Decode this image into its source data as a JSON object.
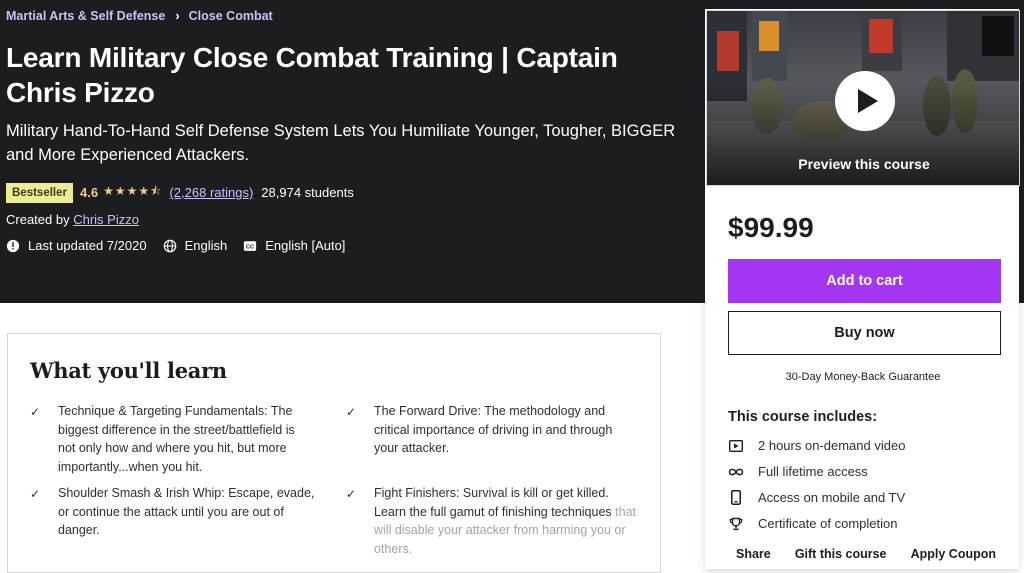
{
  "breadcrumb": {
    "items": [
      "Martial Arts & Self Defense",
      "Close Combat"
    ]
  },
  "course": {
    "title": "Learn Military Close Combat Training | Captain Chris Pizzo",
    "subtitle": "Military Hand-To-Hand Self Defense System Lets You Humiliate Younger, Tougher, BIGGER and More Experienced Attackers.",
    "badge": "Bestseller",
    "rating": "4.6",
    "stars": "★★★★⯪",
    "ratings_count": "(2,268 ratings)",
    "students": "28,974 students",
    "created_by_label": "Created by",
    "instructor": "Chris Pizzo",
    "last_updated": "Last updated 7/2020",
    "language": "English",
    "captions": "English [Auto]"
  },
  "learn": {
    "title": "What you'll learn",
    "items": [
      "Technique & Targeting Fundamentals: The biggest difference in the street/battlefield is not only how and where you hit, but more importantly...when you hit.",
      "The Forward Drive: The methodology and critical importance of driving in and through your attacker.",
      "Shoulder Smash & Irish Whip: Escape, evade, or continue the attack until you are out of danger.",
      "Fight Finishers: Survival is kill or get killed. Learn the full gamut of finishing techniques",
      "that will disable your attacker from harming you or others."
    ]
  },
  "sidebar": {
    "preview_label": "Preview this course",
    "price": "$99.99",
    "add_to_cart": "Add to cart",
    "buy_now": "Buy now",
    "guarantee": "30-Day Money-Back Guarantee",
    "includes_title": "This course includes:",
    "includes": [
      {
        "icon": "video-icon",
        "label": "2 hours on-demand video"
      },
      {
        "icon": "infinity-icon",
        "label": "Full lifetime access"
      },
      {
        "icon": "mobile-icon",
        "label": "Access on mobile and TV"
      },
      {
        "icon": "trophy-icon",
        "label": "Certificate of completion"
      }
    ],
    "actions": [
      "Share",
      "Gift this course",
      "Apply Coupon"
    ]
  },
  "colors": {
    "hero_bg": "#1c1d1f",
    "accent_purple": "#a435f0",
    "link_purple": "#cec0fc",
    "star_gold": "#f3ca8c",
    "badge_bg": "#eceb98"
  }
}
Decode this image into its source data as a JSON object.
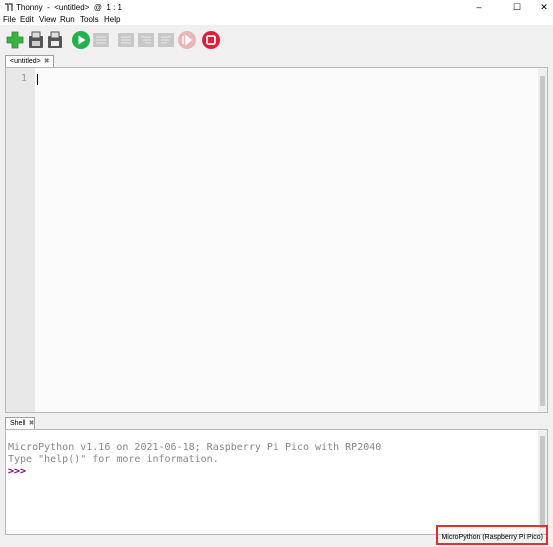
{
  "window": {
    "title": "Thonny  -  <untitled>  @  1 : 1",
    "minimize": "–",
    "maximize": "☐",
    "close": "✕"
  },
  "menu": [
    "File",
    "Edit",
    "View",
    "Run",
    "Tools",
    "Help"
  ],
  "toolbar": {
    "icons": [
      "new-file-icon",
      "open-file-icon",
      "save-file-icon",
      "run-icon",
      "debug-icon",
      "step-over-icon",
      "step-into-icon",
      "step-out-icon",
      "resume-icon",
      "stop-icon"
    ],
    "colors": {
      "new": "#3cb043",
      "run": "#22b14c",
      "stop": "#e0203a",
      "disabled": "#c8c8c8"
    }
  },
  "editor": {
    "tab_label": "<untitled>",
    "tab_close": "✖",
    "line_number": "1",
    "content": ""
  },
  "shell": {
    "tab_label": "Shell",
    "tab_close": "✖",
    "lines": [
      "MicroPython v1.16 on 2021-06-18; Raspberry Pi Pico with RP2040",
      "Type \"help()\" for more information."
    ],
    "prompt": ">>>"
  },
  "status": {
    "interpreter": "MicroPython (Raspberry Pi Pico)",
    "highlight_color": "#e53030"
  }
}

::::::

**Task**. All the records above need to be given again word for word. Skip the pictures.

**Response to this task**.
Decode this image into its source data as a JSON object.
{
  "breadcrumb": {
    "items": [
      "Martial Arts & Self Defense",
      "Close Combat"
    ]
  },
  "course": {
    "title": "Learn Military Close Combat Training | Captain Chris Pizzo",
    "subtitle": "Military Hand-To-Hand Self Defense System Lets You Humiliate Younger, Tougher, BIGGER and More Experienced Attackers.",
    "badge": "Bestseller",
    "rating": "4.6",
    "stars": "★★★★⯪",
    "ratings_count": "(2,268 ratings)",
    "students": "28,974 students",
    "created_by_label": "Created by",
    "instructor": "Chris Pizzo",
    "last_updated": "Last updated 7/2020",
    "language": "English",
    "captions": "English [Auto]"
  },
  "learn": {
    "title": "What you'll learn",
    "items": [
      "Technique & Targeting Fundamentals: The biggest difference in the street/battlefield is not only how and where you hit, but more importantly...when you hit.",
      "The Forward Drive: The methodology and critical importance of driving in and through your attacker.",
      "Shoulder Smash & Irish Whip: Escape, evade, or continue the attack until you are out of danger.",
      "Fight Finishers: Survival is kill or get killed. Learn the full gamut of finishing techniques",
      "that will disable your attacker from harming you or others."
    ]
  },
  "sidebar": {
    "preview_label": "Preview this course",
    "price": "$99.99",
    "add_to_cart": "Add to cart",
    "buy_now": "Buy now",
    "guarantee": "30-Day Money-Back Guarantee",
    "includes_title": "This course includes:",
    "includes": [
      {
        "icon": "video-icon",
        "label": "2 hours on-demand video"
      },
      {
        "icon": "infinity-icon",
        "label": "Full lifetime access"
      },
      {
        "icon": "mobile-icon",
        "label": "Access on mobile and TV"
      },
      {
        "icon": "trophy-icon",
        "label": "Certificate of completion"
      }
    ],
    "actions": [
      "Share",
      "Gift this course",
      "Apply Coupon"
    ]
  },
  "colors": {
    "hero_bg": "#1c1d1f",
    "accent_purple": "#a435f0",
    "link_purple": "#cec0fc",
    "star_gold": "#f3ca8c",
    "badge_bg": "#eceb98"
  }
}
Decode this image into its source data as a JSON object.
{
  "window": {
    "title": "Thonny  -  <untitled>  @  1 : 1",
    "minimize": "–",
    "maximize": "☐",
    "close": "✕"
  },
  "menu": [
    "File",
    "Edit",
    "View",
    "Run",
    "Tools",
    "Help"
  ],
  "toolbar": {
    "icons": [
      "new-file-icon",
      "open-file-icon",
      "save-file-icon",
      "run-icon",
      "debug-icon",
      "step-over-icon",
      "step-into-icon",
      "step-out-icon",
      "resume-icon",
      "stop-icon"
    ],
    "colors": {
      "new": "#3cb043",
      "run": "#22b14c",
      "stop": "#e0203a",
      "disabled": "#c8c8c8"
    }
  },
  "editor": {
    "tab_label": "<untitled>",
    "tab_close": "✖",
    "line_number": "1",
    "content": ""
  },
  "shell": {
    "tab_label": "Shell",
    "tab_close": "✖",
    "lines": [
      "MicroPython v1.16 on 2021-06-18; Raspberry Pi Pico with RP2040",
      "Type \"help()\" for more information."
    ],
    "prompt": ">>>"
  },
  "status": {
    "interpreter": "MicroPython (Raspberry Pi Pico)",
    "highlight_color": "#e53030"
  }
}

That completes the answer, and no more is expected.